Bennight and Burleson had been investigating the theft of books from the College bookstore when they began to suspect a scheme to defraud the College, corruption, and a cover-up by high ranking officials. They reported violations of the law related to the bookstore, including coercion of a public servant, public corruption, tampering with evidence, and tampering with a witness to various law enforcement authorities. They also reported to the College’s police chief that employees were stealing from the bookstore, but they assert that they were then ordered to close their investigation. Bennight alleged retaliation because his schedule was changed to “deep nights” and he was assigned to another campus. Bennight asserted that he was hired to be an investigator, but that he could no longer do his normal duties on the new late night shift because he could not file cases with the district attorney when the courts are closed. Burleson also alleged retaliation because his schedule was changed from the 10 a.m.-6 p.m. shift to the 2 p.m.-10 p.m. shift and he was removed from “flex time.” Burleson asserted that the College police chief had previously allowed Burleson to work a flexible schedule because he was aware of Burleson’s “precarious” financial situation following a divorce. Further, Burleson alleged that the Chief was aware that Burleson would have even less time with his three young children under this new shift schedule. Bennight and Burleson also filed grievances, which were denied by the College.

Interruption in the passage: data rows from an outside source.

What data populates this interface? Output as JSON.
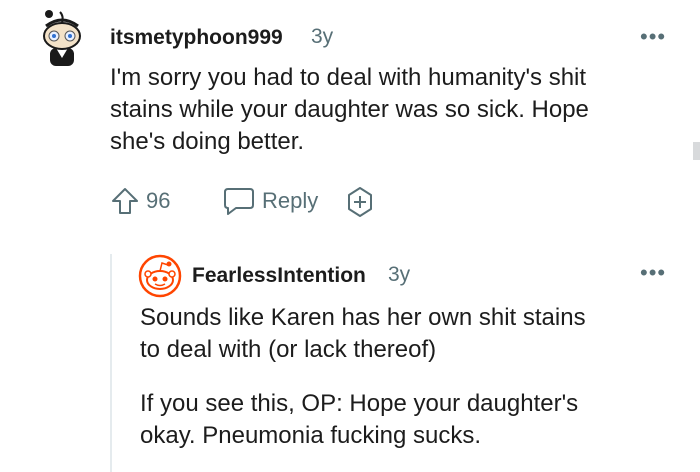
{
  "comment1": {
    "username": "itsmetyphoon999",
    "age": "3y",
    "body": [
      "I'm sorry you had to deal with humanity's shit",
      "stains while your daughter was so sick. Hope",
      "she's doing better."
    ],
    "upvotes": "96",
    "reply_label": "Reply",
    "more_label": "•••"
  },
  "comment2": {
    "username": "FearlessIntention",
    "age": "3y",
    "paragraph1": [
      "Sounds like Karen has her own shit stains",
      "to deal with (or lack thereof)"
    ],
    "paragraph2": [
      "If you see this, OP: Hope your daughter's",
      "okay. Pneumonia fucking sucks."
    ],
    "more_label": "•••"
  },
  "icons": [
    "avatar-icon",
    "upvote-icon",
    "reply-icon",
    "award-icon",
    "more-icon"
  ],
  "colors": {
    "text": "#1c1c1c",
    "meta": "#576f76",
    "snoo_orange": "#ff4500"
  }
}
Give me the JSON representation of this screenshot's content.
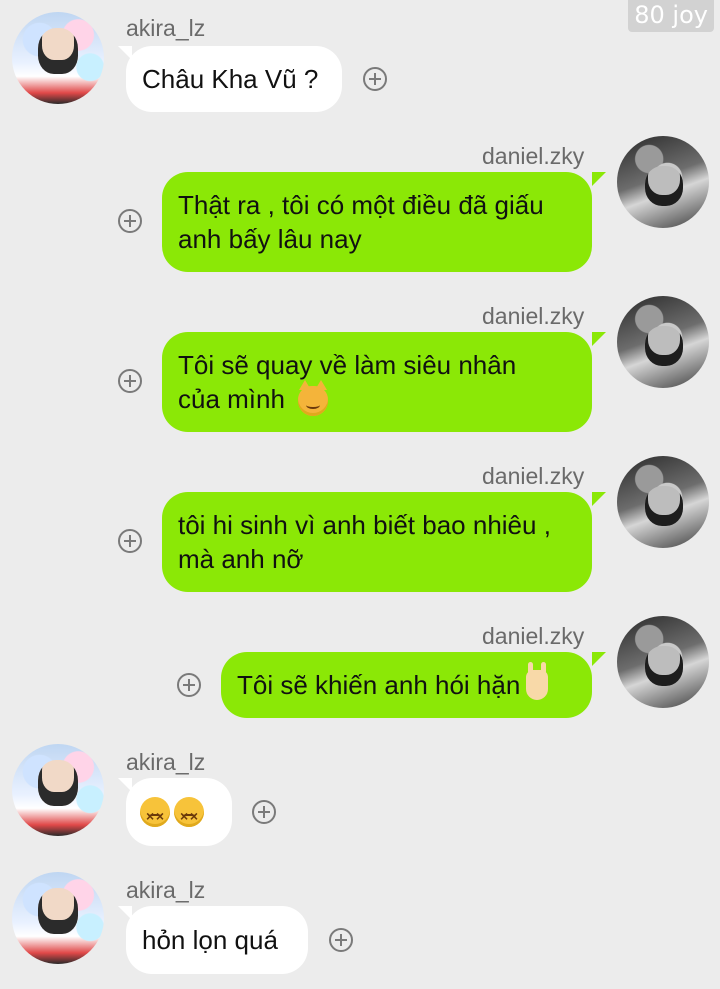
{
  "watermark": "80 joy",
  "messages": [
    {
      "sender": "akira_lz",
      "side": "in",
      "text": "Châu Kha Vũ ?"
    },
    {
      "sender": "daniel.zky",
      "side": "out",
      "line1": "Thật ra , tôi có một điều đã giấu",
      "line2": "anh bấy lâu nay"
    },
    {
      "sender": "daniel.zky",
      "side": "out",
      "line1": "Tôi sẽ quay về làm siêu nhân",
      "line2": "của mình",
      "emoji": "smirking-cat-emoji"
    },
    {
      "sender": "daniel.zky",
      "side": "out",
      "line1": "tôi hi sinh vì anh biết bao nhiêu ,",
      "line2": "mà anh nỡ"
    },
    {
      "sender": "daniel.zky",
      "side": "out",
      "text": "Tôi sẽ khiến anh hói hặn",
      "emoji": "sign-of-horns-emoji"
    },
    {
      "sender": "akira_lz",
      "side": "in",
      "emoji": "confounded-face-emoji x2"
    },
    {
      "sender": "akira_lz",
      "side": "in",
      "text": "hỏn lọn quá"
    }
  ]
}
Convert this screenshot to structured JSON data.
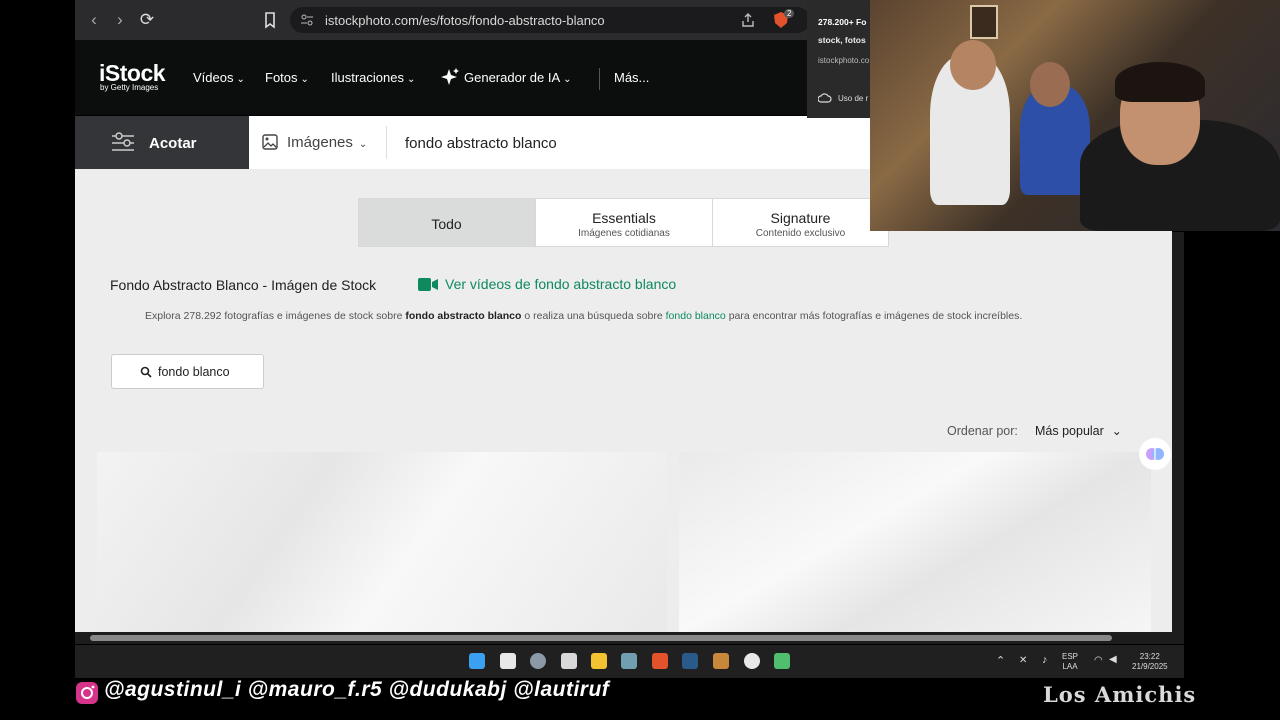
{
  "browser": {
    "url": "istockphoto.com/es/fotos/fondo-abstracto-blanco",
    "extension_badge": "2"
  },
  "header": {
    "logo": "iStock",
    "logo_sub": "by Getty Images",
    "nav": [
      {
        "label": "Vídeos"
      },
      {
        "label": "Fotos"
      },
      {
        "label": "Ilustraciones"
      },
      {
        "label": "Generador de IA"
      },
      {
        "label": "Más..."
      }
    ]
  },
  "search": {
    "filter_label": "Acotar",
    "type_label": "Imágenes",
    "query": "fondo abstracto blanco"
  },
  "tabs": [
    {
      "title": "Todo",
      "sub": ""
    },
    {
      "title": "Essentials",
      "sub": "Imágenes cotidianas"
    },
    {
      "title": "Signature",
      "sub": "Contenido exclusivo"
    }
  ],
  "content": {
    "heading": "Fondo Abstracto Blanco - Imágen de Stock",
    "video_link": "Ver vídeos de fondo abstracto blanco",
    "explore_prefix": "Explora 278.292 fotografías e imágenes de stock sobre",
    "explore_bold": "fondo abstracto blanco",
    "explore_middle": "o realiza una búsqueda sobre",
    "explore_link": "fondo blanco",
    "explore_suffix": "para encontrar más fotografías e imágenes de stock increíbles.",
    "related_chip": "fondo blanco",
    "sort_label": "Ordenar por:",
    "sort_value": "Más popular"
  },
  "notification": {
    "title": "278.200+ Fo",
    "subtitle": "stock, fotos",
    "domain": "istockphoto.co",
    "usage": "Uso de r"
  },
  "taskbar": {
    "lang_line1": "ESP",
    "lang_line2": "LAA",
    "time": "23:22",
    "date": "21/9/2025"
  },
  "overlay": {
    "socials": "@agustinul_i  @mauro_f.r5  @dudukabj @lautiruf",
    "brand": "Los Amichis"
  },
  "colors": {
    "accent_green": "#0f8a5f",
    "header_bg": "#0c0d0d",
    "content_bg": "#ecedec"
  }
}
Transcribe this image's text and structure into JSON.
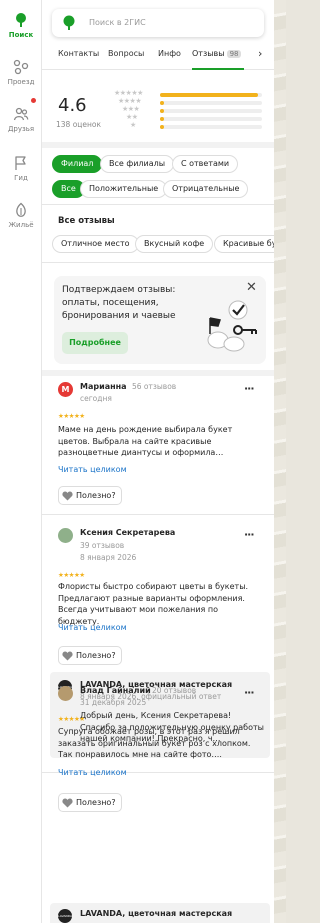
{
  "rail": {
    "items": [
      {
        "label": "Поиск",
        "icon": "search-pin-icon",
        "active": true
      },
      {
        "label": "Проезд",
        "icon": "route-icon"
      },
      {
        "label": "Друзья",
        "icon": "friends-icon"
      },
      {
        "label": "Гид",
        "icon": "guide-flag-icon"
      },
      {
        "label": "Жильё",
        "icon": "housing-icon"
      }
    ]
  },
  "search": {
    "placeholder": "Поиск в 2ГИС"
  },
  "tabs": {
    "items": [
      "Контакты",
      "Вопросы",
      "Инфо",
      "Отзывы"
    ],
    "active": "Отзывы",
    "reviews_badge": "98"
  },
  "rating": {
    "value": "4.6",
    "count_label": "138 оценок",
    "distribution": [
      0.96,
      0.04,
      0.03,
      0.02,
      0.04
    ]
  },
  "filters": {
    "scope": [
      "Филиал",
      "Все филиалы",
      "С ответами"
    ],
    "scope_active": "Филиал",
    "sentiment": [
      "Все",
      "Положительные",
      "Отрицательные"
    ],
    "sentiment_active": "Все"
  },
  "all_reviews": {
    "title": "Все отзывы",
    "tags": [
      "Отличное место",
      "Вкусный кофе",
      "Красивые бук"
    ]
  },
  "promo": {
    "text": "Подтверждаем отзывы: оплаты, посещения, бронирования и чаевые",
    "button": "Подробнее"
  },
  "reviews": [
    {
      "author": "Марианна",
      "initial": "М",
      "count": "56 отзывов",
      "date": "сегодня",
      "stars": 5,
      "text": "Маме на день рождение выбирала букет цветов. Выбрала на сайте красивые разноцветные диантусы и оформила…",
      "read_more": "Читать целиком",
      "useful": "Полезно?"
    },
    {
      "author": "Ксения Секретарева",
      "count": "39 отзывов",
      "date": "8 января 2026",
      "stars": 5,
      "text": "Флористы быстро собирают цветы в букеты. Предлагают разные варианты оформления. Всегда учитывают мои пожелания по бюджету.",
      "read_more": "Читать целиком",
      "useful": "Полезно?",
      "reply": {
        "author": "LAVANDA, цветочная мастерская",
        "meta": "8 января 2026, официальный ответ",
        "text": "Добрый день, Ксения Секретарева! Спасибо за положительную оценку работы нашей компании! Прекрасно, ч…",
        "logo_text": "LAVANDA"
      }
    },
    {
      "author": "Влад Гайналий",
      "count": "20 отзывов",
      "date": "31 декабря 2025",
      "stars": 5,
      "text": "Супруга обожает розы, в этот раз я решил заказать оригинальный букет роз с хлопком. Так понравилось мне на сайте фото….",
      "read_more": "Читать целиком",
      "useful": "Полезно?",
      "reply": {
        "author": "LAVANDA, цветочная мастерская",
        "logo_text": "LAVANDA"
      }
    }
  ],
  "colors": {
    "accent": "#1a9f29",
    "star": "#f2b21c",
    "link": "#1a73c8"
  }
}
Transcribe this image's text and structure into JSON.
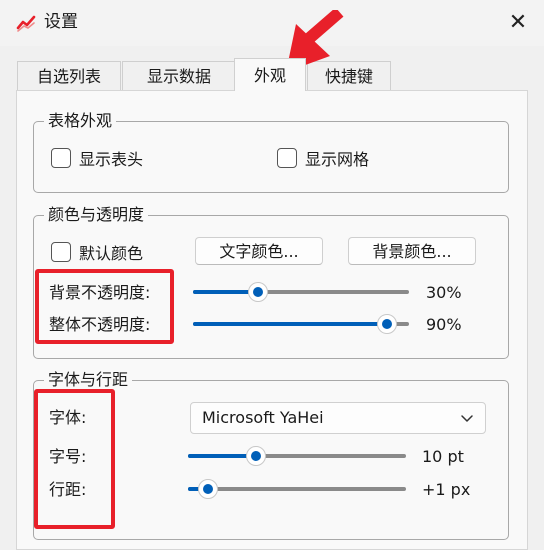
{
  "window": {
    "title": "设置",
    "close_glyph": "✕"
  },
  "tabs": [
    {
      "label": "自选列表",
      "active": false
    },
    {
      "label": "显示数据",
      "active": false
    },
    {
      "label": "外观",
      "active": true
    },
    {
      "label": "快捷键",
      "active": false
    }
  ],
  "table_appearance": {
    "title": "表格外观",
    "show_header": {
      "label": "显示表头",
      "checked": false
    },
    "show_grid": {
      "label": "显示网格",
      "checked": false
    }
  },
  "color_opacity": {
    "title": "颜色与透明度",
    "default_color": {
      "label": "默认颜色",
      "checked": false
    },
    "text_color_button": "文字颜色...",
    "bg_color_button": "背景颜色...",
    "bg_opacity": {
      "label": "背景不透明度:",
      "value_text": "30%",
      "fraction": 0.3
    },
    "overall_opacity": {
      "label": "整体不透明度:",
      "value_text": "90%",
      "fraction": 0.9
    }
  },
  "font_spacing": {
    "title": "字体与行距",
    "font": {
      "label": "字体:",
      "value": "Microsoft YaHei"
    },
    "size": {
      "label": "字号:",
      "value_text": "10 pt",
      "fraction": 0.31
    },
    "line_spacing": {
      "label": "行距:",
      "value_text": "+1 px",
      "fraction": 0.09
    }
  },
  "colors": {
    "accent": "#005fb8",
    "annotation": "#e8202a",
    "app_icon": "#e8202a"
  },
  "icons": {
    "app": "chart-line-icon",
    "close": "close-icon",
    "dropdown": "chevron-down-icon",
    "annotation_arrow": "red-arrow-icon"
  }
}
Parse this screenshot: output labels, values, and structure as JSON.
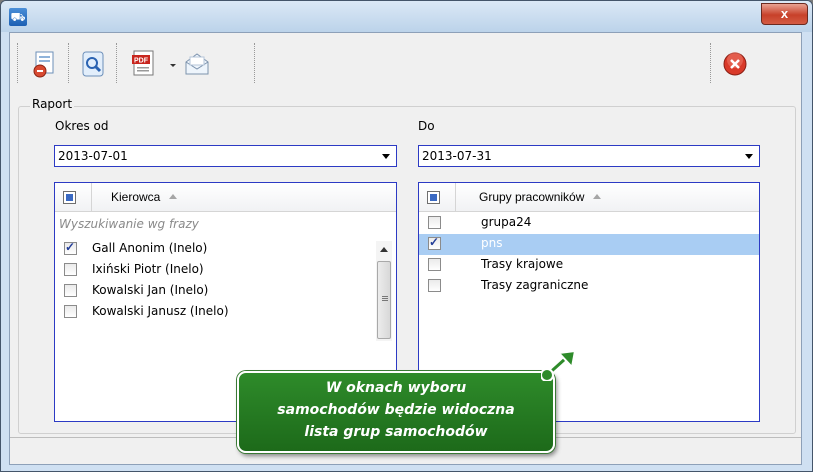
{
  "window": {
    "title": "",
    "close_glyph": "x"
  },
  "toolbar": {
    "icons": [
      "report-icon",
      "search-icon",
      "pdf-icon",
      "dropdown-arrow-icon",
      "email-icon",
      "close-report-icon"
    ],
    "pdf_label": "PDF"
  },
  "report": {
    "group_title": "Raport",
    "from_label": "Okres od",
    "to_label": "Do",
    "from_value": "2013-07-01",
    "to_value": "2013-07-31"
  },
  "drivers_grid": {
    "header": "Kierowca",
    "filter_placeholder": "Wyszukiwanie wg frazy",
    "rows": [
      {
        "label": "Gall Anonim (Inelo)",
        "checked": true
      },
      {
        "label": "Ixiński Piotr (Inelo)",
        "checked": false
      },
      {
        "label": "Kowalski Jan (Inelo)",
        "checked": false
      },
      {
        "label": "Kowalski Janusz (Inelo)",
        "checked": false
      }
    ]
  },
  "groups_grid": {
    "header": "Grupy pracowników",
    "rows": [
      {
        "label": "grupa24",
        "checked": false,
        "selected": false
      },
      {
        "label": "pns",
        "checked": true,
        "selected": true
      },
      {
        "label": "Trasy krajowe",
        "checked": false,
        "selected": false
      },
      {
        "label": "Trasy zagraniczne",
        "checked": false,
        "selected": false
      }
    ]
  },
  "tooltip": {
    "line1": "W oknach wyboru",
    "line2": "samochodów będzie widoczna",
    "line3": "lista grup samochodów"
  },
  "colors": {
    "accent_border": "#2c3ac4",
    "selection": "#a9cdf3",
    "tooltip_green": "#2e8b2a",
    "close_red": "#c7412a"
  }
}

The College argued that the above-described personnel decisions, i.e., issuing a “coaching form” and making schedule changes, were not adverse personnel actions as defined by the Act. However, the court of appeals disagreed. The court of appeals looked at the specific facts underlying the personnel actions concerning the officers. Regarding Mark, the court of appeals found that even though the “employee coaching form” stated that it was not a “formal disciplinary action,” it also warned of possible termination and “was unreasonable in a number of respects.” The court of appeals also stated that “a schedule change that affected an employee’s ability to earn extra income in other part-time jobs, and that affected the employee’s ability to spend time with his children, could constitute an adverse personnel action.”

The case is not over. The court of appeals reversed the trial court’s decision to grant the College’s plea to the jurisdiction and remanded the case back to the trial court for further proceedings.  The College will now have additional opportunities to prove its claims to the trial court.

What are the consequences for taking adverse personnel action against a whistleblower?

A plaintiff is entitled to sue for: (1) injunctive relief; (2) actual damages; (3) court costs; and (4) reasonable attorney fees. Further, a plaintiff who was suspended or terminated in violation of the Act is entitled to: (1) reinstatement to his former position or an equivalent one; (2) lost wages; and (3) reinstatement of fringe benefits and seniority rights.

If you or your staff have questions about taking personnel action against an employee who claims to be a whistleblower, or how to respond to a grievance filed by an employee who asserts whistleblower protection, or you would like training related to these issues, the attorneys at Leasor Crass stand ready to assist.